(Aug 4): Shares of Chinese chipmakers are getting a boost from intensifying Sino-American tensions, as traders expect Beijing to step up support for homegrown firms to bolster the key technology.
Semiconductor Manufacturing International Corp., which is China’s largest chipmaker by market value and faces US export curbs, gained 3.3% in Hong Kong, following a 4.1% jump on Wednesday. Hua Hong Semiconductor Ltd. advanced 5%. The city’s benchmark Hang Seng Index rose 2.1%.
US officials have been accelerating efforts to curb China’s ascent in the industry, deeming chips as crucial to not only the economy but also for national security. House Speaker Nancy Pelosi’s visit to Taiwan has only worsened tensions, and will likely force Beijing to hasten local development of advanced chips, according to strategists.
“China’s focus on supporting its domestic semiconductor chip industry should be unwavering going forward, and heightened tensions with the US will only fuel the push further,” said Vey-Sern Ling, managing director at Union Bancaire Privee in Singapore. “Directionally, the US is likely to ramp up restrictions on exports of semiconductor production equipment to China,” Ling said.
Beijing has slammed tough sanctions imposed by the US, which limit Chinese firms’ access to advanced chip-making gear and technology. One of the latest such moves is the Chips and Science Act approved by the Congress. This bars companies that receive federal funding from materially expanding production of chips more advanced than 28-nanometers in China.

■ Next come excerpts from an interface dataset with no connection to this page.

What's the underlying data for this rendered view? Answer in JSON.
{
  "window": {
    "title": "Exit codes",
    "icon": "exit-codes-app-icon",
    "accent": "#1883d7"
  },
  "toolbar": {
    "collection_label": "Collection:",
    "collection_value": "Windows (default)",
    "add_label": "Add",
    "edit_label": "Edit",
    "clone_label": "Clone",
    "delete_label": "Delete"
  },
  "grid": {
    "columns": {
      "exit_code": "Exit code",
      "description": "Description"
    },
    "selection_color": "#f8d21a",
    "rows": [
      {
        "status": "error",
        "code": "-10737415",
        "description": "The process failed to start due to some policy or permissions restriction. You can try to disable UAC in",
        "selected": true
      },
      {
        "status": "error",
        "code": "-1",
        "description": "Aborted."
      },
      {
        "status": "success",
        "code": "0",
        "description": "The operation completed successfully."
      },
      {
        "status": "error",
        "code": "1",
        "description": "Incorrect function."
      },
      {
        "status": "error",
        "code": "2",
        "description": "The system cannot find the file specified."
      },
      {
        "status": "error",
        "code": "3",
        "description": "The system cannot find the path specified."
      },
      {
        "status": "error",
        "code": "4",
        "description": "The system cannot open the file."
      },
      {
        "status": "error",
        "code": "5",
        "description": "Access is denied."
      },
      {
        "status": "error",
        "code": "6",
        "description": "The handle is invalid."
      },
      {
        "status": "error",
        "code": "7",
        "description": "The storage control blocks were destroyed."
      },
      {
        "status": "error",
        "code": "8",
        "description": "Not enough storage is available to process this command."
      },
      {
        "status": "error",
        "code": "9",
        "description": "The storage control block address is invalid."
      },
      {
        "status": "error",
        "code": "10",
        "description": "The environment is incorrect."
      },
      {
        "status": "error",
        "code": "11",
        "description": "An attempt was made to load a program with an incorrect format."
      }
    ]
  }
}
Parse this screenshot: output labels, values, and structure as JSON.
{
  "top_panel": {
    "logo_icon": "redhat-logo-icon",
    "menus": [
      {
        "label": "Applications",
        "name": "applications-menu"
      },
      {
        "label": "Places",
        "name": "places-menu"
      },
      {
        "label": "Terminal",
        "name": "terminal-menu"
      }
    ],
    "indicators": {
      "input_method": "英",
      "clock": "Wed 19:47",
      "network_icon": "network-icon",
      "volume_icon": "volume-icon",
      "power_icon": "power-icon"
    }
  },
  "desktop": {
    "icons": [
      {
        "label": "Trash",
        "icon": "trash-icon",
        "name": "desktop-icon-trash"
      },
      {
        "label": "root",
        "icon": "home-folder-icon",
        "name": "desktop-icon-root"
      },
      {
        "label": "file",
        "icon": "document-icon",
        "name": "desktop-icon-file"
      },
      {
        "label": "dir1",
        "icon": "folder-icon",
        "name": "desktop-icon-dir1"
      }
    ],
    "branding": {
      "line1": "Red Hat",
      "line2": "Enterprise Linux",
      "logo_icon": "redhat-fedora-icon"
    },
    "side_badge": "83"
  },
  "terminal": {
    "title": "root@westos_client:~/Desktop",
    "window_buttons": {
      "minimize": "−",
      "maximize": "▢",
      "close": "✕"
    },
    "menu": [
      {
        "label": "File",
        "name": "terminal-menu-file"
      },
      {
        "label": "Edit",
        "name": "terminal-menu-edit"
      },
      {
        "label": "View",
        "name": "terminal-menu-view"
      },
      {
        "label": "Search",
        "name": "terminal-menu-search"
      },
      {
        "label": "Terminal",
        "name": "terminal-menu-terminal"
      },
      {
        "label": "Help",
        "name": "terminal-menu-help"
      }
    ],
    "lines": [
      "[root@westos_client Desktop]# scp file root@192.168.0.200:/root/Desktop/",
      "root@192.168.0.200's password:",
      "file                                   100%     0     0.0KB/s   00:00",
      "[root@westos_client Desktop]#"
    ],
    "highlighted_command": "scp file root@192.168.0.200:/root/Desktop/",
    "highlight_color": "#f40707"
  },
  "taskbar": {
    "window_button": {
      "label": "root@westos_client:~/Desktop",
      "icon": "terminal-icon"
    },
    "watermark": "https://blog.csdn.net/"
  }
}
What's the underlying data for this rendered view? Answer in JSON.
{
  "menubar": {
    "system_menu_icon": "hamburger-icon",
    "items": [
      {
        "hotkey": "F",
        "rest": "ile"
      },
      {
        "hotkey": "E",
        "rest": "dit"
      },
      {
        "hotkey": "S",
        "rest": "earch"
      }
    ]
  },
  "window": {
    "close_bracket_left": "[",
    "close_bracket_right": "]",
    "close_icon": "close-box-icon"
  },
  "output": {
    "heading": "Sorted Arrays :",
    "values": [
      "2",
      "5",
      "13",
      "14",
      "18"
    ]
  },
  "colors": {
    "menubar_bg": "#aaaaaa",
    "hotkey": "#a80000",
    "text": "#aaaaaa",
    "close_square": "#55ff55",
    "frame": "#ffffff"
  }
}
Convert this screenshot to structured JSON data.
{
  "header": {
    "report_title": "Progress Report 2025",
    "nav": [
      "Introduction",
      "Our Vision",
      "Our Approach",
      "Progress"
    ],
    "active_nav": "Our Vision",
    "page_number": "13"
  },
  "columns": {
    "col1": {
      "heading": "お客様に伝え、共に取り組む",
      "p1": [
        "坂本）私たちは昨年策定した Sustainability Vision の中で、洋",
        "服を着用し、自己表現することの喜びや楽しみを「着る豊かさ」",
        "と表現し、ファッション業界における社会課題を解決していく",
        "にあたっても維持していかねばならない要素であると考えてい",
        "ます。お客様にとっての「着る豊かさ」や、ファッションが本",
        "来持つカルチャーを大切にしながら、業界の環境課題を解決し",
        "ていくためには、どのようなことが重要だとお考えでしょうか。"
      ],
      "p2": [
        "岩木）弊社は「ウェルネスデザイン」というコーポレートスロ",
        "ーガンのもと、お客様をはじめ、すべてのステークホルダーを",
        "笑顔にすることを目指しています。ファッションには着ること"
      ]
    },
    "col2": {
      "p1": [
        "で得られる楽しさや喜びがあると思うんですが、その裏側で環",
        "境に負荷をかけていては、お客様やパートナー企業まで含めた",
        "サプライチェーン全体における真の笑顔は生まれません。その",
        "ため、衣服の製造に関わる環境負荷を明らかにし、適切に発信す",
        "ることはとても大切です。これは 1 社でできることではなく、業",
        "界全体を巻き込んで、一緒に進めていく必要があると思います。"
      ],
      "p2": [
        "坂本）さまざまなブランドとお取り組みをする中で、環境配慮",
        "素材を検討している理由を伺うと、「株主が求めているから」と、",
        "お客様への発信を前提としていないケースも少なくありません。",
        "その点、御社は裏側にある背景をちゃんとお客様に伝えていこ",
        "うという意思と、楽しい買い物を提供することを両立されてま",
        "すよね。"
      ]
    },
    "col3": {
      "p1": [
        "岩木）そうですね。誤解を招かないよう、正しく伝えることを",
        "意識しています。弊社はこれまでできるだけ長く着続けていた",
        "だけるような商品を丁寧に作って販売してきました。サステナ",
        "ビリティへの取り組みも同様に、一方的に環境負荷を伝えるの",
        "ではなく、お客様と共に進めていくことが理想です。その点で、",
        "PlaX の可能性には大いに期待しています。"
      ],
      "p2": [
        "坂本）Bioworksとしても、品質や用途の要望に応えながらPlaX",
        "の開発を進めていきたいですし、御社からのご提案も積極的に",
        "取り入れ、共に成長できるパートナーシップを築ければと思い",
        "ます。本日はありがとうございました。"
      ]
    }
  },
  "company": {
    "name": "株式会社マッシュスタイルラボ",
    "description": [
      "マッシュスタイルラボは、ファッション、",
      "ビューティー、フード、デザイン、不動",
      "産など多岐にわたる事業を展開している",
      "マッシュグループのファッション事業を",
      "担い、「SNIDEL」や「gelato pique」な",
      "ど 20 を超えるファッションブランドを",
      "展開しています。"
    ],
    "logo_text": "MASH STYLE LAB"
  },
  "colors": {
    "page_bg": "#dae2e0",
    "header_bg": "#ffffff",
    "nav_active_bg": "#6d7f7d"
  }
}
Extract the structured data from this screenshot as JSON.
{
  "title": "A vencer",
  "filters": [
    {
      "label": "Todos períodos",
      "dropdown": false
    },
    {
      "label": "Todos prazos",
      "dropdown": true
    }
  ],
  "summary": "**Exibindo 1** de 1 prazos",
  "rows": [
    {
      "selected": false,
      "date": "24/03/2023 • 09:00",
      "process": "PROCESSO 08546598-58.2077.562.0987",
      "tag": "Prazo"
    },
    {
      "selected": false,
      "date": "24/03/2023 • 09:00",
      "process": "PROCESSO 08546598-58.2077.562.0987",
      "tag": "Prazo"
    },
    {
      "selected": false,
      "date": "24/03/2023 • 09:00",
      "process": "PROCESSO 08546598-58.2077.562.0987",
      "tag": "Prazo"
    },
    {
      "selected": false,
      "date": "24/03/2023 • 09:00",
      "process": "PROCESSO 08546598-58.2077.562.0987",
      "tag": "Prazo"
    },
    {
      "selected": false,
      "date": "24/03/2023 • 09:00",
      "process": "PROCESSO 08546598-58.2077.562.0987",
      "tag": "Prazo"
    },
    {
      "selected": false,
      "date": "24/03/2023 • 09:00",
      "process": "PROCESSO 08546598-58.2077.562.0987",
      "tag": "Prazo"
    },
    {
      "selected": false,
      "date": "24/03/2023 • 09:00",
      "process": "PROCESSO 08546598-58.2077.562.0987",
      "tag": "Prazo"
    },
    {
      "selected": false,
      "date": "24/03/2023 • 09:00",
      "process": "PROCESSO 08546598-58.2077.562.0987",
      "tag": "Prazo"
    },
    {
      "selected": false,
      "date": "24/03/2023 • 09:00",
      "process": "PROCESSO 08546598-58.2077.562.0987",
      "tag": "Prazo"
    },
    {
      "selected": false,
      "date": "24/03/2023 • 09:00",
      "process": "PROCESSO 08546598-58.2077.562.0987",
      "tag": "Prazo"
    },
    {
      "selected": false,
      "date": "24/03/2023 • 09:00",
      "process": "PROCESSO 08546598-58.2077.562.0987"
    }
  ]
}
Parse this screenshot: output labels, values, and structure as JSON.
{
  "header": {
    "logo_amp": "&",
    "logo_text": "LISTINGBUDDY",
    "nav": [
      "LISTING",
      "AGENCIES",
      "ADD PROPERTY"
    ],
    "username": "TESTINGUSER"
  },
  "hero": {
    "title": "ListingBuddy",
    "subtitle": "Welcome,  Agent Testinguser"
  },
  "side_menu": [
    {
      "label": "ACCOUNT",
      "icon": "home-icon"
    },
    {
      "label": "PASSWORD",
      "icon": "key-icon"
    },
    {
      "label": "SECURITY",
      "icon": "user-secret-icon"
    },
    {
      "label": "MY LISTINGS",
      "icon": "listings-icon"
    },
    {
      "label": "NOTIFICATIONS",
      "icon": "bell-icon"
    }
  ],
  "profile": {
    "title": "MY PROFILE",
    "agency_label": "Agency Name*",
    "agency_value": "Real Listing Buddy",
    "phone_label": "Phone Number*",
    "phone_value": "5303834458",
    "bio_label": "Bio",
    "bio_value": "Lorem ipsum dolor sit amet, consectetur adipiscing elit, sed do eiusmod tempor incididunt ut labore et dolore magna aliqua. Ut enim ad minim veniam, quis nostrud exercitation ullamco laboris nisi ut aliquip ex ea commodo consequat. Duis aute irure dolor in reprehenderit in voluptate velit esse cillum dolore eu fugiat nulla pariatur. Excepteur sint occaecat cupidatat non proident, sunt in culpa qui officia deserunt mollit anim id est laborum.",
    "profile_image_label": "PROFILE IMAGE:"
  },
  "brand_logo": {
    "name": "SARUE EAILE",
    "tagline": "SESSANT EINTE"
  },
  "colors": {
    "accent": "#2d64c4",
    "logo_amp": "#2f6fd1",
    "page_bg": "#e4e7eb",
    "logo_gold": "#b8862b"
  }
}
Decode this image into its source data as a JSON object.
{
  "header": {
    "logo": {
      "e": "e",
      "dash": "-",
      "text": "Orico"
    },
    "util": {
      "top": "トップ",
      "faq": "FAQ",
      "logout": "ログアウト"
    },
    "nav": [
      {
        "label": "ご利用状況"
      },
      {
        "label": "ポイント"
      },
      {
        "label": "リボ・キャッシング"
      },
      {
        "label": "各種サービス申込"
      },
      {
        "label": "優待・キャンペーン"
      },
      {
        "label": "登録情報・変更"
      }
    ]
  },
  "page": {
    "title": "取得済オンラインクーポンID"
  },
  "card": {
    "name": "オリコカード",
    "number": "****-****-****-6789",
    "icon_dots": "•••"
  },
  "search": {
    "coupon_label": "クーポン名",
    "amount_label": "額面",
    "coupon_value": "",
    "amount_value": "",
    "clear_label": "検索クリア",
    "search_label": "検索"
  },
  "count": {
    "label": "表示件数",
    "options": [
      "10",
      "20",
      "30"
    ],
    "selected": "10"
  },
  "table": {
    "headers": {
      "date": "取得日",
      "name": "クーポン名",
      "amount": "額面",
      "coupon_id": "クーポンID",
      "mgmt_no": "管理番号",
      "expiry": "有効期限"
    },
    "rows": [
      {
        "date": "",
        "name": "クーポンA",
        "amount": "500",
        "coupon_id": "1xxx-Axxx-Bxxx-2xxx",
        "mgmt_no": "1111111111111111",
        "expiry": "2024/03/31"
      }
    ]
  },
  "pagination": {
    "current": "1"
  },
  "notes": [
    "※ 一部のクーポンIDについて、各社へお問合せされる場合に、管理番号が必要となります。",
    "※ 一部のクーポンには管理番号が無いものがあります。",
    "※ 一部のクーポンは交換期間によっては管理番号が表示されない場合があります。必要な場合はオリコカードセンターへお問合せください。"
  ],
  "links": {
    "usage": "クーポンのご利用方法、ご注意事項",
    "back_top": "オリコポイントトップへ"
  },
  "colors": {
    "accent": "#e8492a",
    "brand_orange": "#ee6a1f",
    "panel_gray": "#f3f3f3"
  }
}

Despite US efforts to counter China, the Asian nation’s chip industry is growing faster than anywhere else in the world. Nineteen of the world’s 20 fastest-growing chip industry firms over the past four quarters, on average, were from China, according to data compiled by Bloomberg in June.
“China has been accelerating development of their chip industry ever since US-China tensions began escalating with the Trump administration, and recent events add to that,” said Bloomberg Intelligence analyst Marvin Chen.
Even with the latest rally, SMIC’s share price in Hong Kong remains less than half of its July 2020 peak, as China suffers a broad economic slowdown. SMIC is expected to report around a 30% drop in second-quarter profit next week.